- What are the retention rates you’re having with partner sales as opposed to direct sales?
- What are the cross-sell and upsell rates for partner sales as opposed to direct sales?
Tips for Effective Channel Incentive Programs
Once you’ve determined which channel incentive programs will work best for your channel partners, you’ll want to ensure they have what they need for success.
These best practices can ensure that your channel incentive programs motivate your partners and help them to help you achieve your company goals as you grow your business:
- Choose what behaviors you will reward — meeting or exceeding monthly sales goals? Selling products outright? Completing your training?
- Reward with cash, cashback, or some valuable reward that doesn’t have a monetary value.
- Make sure the program is easy to understand — simple, clear, straightforward language is always better.
- Ensure rewards are attainable but not so easy there’s no challenge.
- Make sure rewards are accurate and given as soon as possible after the sale.
- Consider automating your program with channel partner software rather than using old-school spreadsheets.
We like what Forma.ai says about channel incentive programs:
“Incentives drive the world, and your channel partners are no exception.”
There’s no question that these programs can make a difference in your business, and when they are well-coordinated and implemented, they can expand your business reach and influence exponentially.

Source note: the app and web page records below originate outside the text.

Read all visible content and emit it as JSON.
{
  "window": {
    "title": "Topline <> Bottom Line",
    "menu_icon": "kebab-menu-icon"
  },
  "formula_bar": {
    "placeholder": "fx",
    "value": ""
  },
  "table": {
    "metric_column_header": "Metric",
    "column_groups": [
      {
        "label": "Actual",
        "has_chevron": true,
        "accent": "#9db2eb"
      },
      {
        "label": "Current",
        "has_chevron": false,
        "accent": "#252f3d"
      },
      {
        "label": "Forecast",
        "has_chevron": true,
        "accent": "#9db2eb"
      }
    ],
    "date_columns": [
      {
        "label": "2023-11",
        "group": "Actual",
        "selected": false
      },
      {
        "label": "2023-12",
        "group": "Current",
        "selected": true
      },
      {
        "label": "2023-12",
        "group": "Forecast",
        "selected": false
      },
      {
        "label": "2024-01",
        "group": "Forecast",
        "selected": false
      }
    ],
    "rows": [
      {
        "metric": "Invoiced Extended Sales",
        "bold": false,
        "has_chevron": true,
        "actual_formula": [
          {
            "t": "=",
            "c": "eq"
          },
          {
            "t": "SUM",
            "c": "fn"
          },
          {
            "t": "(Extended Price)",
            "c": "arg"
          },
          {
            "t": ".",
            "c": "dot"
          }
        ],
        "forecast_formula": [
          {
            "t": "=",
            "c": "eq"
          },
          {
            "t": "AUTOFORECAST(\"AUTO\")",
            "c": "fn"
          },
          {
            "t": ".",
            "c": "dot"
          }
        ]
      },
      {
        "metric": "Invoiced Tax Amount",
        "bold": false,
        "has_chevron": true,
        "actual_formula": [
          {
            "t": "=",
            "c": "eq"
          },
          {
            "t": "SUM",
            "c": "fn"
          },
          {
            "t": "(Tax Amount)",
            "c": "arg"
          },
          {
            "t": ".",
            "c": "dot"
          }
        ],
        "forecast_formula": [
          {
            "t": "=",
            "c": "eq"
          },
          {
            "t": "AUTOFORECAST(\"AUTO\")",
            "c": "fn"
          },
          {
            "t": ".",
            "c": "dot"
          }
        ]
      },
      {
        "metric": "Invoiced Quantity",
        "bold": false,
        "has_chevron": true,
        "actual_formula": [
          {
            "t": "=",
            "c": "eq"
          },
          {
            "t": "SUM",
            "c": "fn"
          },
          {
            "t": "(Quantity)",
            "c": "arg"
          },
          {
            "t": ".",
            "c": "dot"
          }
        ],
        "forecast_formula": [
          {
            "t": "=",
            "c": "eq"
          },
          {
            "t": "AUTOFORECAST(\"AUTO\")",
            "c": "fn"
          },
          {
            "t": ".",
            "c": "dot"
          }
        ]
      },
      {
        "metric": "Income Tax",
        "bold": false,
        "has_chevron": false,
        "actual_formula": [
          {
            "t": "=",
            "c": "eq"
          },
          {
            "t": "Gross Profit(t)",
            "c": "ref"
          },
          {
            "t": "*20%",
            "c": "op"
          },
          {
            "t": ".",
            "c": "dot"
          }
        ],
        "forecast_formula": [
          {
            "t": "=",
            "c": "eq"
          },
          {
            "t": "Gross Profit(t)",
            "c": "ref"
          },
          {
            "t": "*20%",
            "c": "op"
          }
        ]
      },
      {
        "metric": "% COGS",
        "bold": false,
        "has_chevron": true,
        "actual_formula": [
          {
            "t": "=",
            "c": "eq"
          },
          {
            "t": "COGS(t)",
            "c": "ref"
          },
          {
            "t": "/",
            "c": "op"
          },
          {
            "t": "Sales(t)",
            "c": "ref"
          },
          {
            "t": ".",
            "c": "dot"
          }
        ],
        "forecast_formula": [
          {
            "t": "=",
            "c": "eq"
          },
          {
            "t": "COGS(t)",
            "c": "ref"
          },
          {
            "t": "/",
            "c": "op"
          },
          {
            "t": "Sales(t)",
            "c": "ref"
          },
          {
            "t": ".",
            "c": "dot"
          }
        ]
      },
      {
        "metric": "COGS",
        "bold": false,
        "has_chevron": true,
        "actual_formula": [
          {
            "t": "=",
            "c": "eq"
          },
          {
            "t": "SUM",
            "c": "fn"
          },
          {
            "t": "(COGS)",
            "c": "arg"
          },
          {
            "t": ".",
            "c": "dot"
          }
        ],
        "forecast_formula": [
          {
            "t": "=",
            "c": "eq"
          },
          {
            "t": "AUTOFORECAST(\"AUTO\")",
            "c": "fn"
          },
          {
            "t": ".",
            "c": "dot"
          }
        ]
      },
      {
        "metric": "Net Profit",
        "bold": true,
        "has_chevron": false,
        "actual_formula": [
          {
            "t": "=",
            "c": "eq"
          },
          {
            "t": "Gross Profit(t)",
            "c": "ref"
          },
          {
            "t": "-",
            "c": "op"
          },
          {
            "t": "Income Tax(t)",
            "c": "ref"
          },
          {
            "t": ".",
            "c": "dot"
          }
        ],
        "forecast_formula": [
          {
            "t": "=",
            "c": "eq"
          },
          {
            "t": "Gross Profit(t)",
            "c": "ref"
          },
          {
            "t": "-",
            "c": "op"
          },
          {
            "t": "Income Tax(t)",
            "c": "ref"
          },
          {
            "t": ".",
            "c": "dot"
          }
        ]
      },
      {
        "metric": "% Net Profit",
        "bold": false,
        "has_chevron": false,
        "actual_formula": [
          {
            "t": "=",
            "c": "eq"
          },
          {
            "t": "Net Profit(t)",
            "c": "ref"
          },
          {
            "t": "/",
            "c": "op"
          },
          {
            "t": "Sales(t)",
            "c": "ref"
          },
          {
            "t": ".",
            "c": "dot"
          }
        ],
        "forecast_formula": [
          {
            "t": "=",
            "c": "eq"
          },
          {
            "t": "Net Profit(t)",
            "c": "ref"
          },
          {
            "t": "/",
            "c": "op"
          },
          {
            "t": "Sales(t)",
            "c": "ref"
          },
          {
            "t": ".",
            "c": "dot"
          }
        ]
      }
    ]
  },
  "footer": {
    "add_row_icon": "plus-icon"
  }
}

Claudine is the Chief Relationship Officer at Level 6. She holds a master’s degree in industrial/organizational psychology. Her experience includes working as a certified conflict mediator for the United States Postal Service, a human performance analyst for Accenture, an Academic Dean, and a College Director. She is currently an adjunct Professor of Psychology at Southern New Hampshire University. With over 20 years of experience, she joined Level 6 to guide clients seeking effective ways to change behavior and, ultimately, their bottom line.